The seq command, short for sequence, is used for printing a sequence of numbers. The numbers could be integers or real (with decimal points).
Let's see how you can use this command with some examples.
Using seq command
You can use seq without options for producing sequence of numbers in 3 different formats.
Print sequence of numbers till an upper limit
In the simplest form, you specify an upper limit to seq and it will print the sequence beginning from 1 till the upper limit.
Here's an example:
abhishek@lhb:~$ seq 4 1 2 3 4
Print sequence between two numbers (lower and upper limit)
You can provide two numbers in ascending order and it will print the sequence starting from the lower number till the upper one.
seq n1 n2
Have a look at this example:
abhishek@lhb:~$ seq 3 6 3 4 5 6
Print sequence between a limit but with custom increment
So far, the increment in the sequence has been one.

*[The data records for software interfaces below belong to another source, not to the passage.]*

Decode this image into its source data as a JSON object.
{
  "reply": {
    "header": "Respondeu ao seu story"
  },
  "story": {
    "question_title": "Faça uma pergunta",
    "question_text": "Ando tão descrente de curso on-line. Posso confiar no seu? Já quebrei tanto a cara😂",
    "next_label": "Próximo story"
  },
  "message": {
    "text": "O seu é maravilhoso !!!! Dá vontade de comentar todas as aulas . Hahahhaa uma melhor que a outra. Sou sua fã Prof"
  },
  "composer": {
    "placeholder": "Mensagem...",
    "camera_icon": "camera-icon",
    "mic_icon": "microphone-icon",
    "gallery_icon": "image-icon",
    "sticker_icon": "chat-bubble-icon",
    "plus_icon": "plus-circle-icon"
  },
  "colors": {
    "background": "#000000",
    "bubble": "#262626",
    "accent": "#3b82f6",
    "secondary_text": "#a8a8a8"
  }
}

But you may also define a custom increment between the lower and upper limit.
seq n1 inc n2
The incremental value can be an integer or a decimal value.
abhishek@lhb:~$ seq 3 0.5 6 3.0 3.5 4.0 4.5 5.0 5.5 6.0
Print a sequence backward
Another trick is to print a sequence backward. To do that, you have to specify a negative increment.
abhishek@lhb:~$ seq 6 -1 4 6 5 4
A screenshot of all the above examples:
What happens when you put something like 0.7? In that case, the upper limit will not be breached.
abhishek@lhb:~$ seq 3 0.7 6 3.0 3.7 4.4 5.1 5.8
So far, you have not used any options with seq command. Let's see and use them as well.
Print sequence with same width
w with seq command is used to keep the same width for the printed numbers.
abhishek@lhb:~$ seq -w 9 11 09 10 11
Print sequence in a specific format
You may format the output line in a specified format with the option
abhishek@lhb:~$ seq -f '##%g##' 3 5 ##3## ##4## ##5##
%g is used for default numbers.
%e to display the number in exponential format and
%f in floating-point format.
Print sequence with string as separator
So far, the sequence were all printed vertically. That's because by default, the separator is the new line character. You may change that with option
abhishek@lhb:~$ seq -s ':' 4 1:2:3:4
The ' before the separator is not necessary but it is good for avoiding bad surprises.
Practical use of seq command
You may wonder what could be a practical use of this seq command. There could be numerous situations where you could use it.
One particular example I can think of is when you use for loop in bash. Instead of specifying the sequence manually in the loop condition, you can use the seq command.
#!/bin/bash for i in $(seq 4 2 18) do echo "Number $i" done
When you run the above bash script, it will loop on the given sequence and print the values.
abhishek@lhb:~$ bash seq.sh Number 4 Number 6 Number 8 Number 10 Number 12 Number 14 Number 16 Number 18
That's pretty much all the important stuff you need to know about the seq command. If you want more details, you can always use its man page.